== MATERIAL PROVIDED ==
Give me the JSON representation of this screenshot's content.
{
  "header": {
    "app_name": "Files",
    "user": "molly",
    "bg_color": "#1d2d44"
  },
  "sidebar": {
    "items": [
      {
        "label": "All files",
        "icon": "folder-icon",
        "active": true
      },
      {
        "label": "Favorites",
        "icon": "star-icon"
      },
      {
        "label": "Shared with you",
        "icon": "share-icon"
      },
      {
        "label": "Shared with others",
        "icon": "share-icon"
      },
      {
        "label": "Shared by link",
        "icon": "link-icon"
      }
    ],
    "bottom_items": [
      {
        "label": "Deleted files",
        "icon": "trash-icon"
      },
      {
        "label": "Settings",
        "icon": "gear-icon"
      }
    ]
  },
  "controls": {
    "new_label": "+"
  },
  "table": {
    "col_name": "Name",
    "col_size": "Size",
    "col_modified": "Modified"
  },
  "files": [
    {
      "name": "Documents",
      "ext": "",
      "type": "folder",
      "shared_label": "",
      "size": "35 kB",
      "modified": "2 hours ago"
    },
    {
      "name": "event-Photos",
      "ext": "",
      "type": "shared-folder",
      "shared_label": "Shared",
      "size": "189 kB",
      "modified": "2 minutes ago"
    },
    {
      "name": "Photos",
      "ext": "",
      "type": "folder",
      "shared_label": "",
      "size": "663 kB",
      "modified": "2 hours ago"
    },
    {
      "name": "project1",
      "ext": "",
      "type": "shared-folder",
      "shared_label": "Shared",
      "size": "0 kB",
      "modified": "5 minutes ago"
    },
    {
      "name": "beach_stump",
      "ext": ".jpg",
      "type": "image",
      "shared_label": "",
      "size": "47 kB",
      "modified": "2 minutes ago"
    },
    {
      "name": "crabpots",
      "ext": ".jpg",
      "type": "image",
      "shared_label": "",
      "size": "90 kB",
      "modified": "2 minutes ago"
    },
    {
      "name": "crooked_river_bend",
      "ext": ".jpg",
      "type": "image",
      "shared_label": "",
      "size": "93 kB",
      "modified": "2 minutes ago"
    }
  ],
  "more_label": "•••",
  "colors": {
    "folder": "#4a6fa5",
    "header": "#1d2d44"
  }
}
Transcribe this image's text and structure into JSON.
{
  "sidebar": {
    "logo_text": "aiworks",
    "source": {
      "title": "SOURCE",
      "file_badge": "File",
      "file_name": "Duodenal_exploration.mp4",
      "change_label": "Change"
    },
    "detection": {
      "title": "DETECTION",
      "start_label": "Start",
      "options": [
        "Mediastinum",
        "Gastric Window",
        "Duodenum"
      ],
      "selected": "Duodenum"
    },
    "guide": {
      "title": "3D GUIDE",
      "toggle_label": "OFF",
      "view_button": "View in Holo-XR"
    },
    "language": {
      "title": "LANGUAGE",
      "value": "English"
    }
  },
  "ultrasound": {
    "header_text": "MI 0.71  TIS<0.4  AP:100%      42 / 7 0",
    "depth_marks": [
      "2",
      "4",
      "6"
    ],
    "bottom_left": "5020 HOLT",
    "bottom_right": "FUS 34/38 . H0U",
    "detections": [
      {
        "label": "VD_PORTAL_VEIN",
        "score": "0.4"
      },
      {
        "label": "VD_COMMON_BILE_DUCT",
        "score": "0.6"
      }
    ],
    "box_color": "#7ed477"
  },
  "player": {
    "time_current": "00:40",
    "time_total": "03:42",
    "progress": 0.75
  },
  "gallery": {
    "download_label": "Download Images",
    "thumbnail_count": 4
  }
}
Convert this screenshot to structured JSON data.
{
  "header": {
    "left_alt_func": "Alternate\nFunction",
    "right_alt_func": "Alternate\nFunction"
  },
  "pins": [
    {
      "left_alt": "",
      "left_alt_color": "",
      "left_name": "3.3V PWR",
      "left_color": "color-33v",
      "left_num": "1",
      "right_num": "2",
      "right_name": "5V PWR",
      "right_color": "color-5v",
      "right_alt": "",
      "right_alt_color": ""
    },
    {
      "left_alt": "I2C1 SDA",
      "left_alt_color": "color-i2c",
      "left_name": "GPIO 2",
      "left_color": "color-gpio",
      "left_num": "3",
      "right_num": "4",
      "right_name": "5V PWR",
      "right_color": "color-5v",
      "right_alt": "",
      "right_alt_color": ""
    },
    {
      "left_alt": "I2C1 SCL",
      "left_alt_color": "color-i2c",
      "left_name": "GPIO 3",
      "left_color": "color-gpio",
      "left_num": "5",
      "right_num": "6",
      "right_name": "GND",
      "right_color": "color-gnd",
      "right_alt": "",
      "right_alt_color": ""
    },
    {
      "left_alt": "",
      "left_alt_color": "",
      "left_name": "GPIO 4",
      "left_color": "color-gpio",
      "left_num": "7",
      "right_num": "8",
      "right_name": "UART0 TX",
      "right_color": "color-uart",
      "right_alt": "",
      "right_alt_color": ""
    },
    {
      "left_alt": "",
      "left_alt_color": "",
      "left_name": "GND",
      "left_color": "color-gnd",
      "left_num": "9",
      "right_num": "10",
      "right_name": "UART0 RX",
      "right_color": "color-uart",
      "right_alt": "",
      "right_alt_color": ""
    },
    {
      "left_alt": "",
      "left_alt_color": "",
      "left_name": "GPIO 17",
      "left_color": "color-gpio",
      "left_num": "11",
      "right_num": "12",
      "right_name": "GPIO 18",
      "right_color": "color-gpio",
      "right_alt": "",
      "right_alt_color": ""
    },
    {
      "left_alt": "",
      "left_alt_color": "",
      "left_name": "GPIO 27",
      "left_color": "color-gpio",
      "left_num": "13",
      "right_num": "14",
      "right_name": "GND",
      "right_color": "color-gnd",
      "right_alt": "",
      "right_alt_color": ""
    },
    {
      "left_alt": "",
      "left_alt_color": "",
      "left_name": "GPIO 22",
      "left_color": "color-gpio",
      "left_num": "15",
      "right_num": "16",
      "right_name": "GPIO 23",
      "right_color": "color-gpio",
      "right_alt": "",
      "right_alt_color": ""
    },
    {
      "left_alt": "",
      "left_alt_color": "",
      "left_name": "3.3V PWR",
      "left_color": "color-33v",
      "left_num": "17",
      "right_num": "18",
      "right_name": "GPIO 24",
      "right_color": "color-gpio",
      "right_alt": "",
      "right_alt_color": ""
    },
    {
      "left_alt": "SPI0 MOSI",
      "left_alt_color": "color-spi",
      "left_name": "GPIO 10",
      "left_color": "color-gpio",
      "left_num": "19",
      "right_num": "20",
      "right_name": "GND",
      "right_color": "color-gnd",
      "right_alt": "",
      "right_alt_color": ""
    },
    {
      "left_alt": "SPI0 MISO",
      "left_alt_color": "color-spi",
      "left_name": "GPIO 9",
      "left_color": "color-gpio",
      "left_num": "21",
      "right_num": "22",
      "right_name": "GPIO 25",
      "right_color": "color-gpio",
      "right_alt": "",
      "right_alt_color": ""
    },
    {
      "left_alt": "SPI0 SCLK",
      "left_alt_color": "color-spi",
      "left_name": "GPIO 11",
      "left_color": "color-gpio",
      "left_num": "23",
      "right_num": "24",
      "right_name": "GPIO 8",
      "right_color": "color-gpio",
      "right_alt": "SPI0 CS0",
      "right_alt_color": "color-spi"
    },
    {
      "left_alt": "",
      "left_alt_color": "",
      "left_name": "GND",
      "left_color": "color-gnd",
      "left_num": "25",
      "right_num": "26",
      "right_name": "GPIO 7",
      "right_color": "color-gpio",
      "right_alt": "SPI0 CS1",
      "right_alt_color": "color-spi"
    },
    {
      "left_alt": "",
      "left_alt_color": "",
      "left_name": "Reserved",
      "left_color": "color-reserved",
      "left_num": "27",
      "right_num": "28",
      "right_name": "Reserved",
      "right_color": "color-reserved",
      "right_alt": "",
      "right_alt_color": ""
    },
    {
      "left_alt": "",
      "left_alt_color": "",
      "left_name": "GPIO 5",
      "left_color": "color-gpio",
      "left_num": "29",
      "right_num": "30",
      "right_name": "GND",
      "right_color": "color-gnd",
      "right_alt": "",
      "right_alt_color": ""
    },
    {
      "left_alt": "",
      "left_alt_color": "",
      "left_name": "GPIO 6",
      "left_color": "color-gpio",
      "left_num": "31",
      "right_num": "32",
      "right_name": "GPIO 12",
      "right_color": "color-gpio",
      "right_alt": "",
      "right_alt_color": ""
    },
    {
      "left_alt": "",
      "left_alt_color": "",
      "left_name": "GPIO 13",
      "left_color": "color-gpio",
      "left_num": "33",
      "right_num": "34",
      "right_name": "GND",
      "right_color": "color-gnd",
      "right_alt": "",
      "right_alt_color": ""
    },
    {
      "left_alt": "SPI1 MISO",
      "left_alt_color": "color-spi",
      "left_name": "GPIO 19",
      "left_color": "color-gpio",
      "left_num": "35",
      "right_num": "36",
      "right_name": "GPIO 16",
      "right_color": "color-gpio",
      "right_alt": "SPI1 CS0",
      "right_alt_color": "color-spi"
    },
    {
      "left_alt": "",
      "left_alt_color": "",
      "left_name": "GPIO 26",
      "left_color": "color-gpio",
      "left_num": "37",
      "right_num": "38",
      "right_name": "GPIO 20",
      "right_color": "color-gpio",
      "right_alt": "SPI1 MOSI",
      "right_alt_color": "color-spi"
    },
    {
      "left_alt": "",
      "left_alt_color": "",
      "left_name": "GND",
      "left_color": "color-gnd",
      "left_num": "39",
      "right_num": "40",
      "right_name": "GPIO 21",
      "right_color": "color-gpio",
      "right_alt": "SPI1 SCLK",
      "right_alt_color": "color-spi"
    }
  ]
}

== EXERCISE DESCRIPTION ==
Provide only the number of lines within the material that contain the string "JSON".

== RESULT OF THE EXERCISE ==
3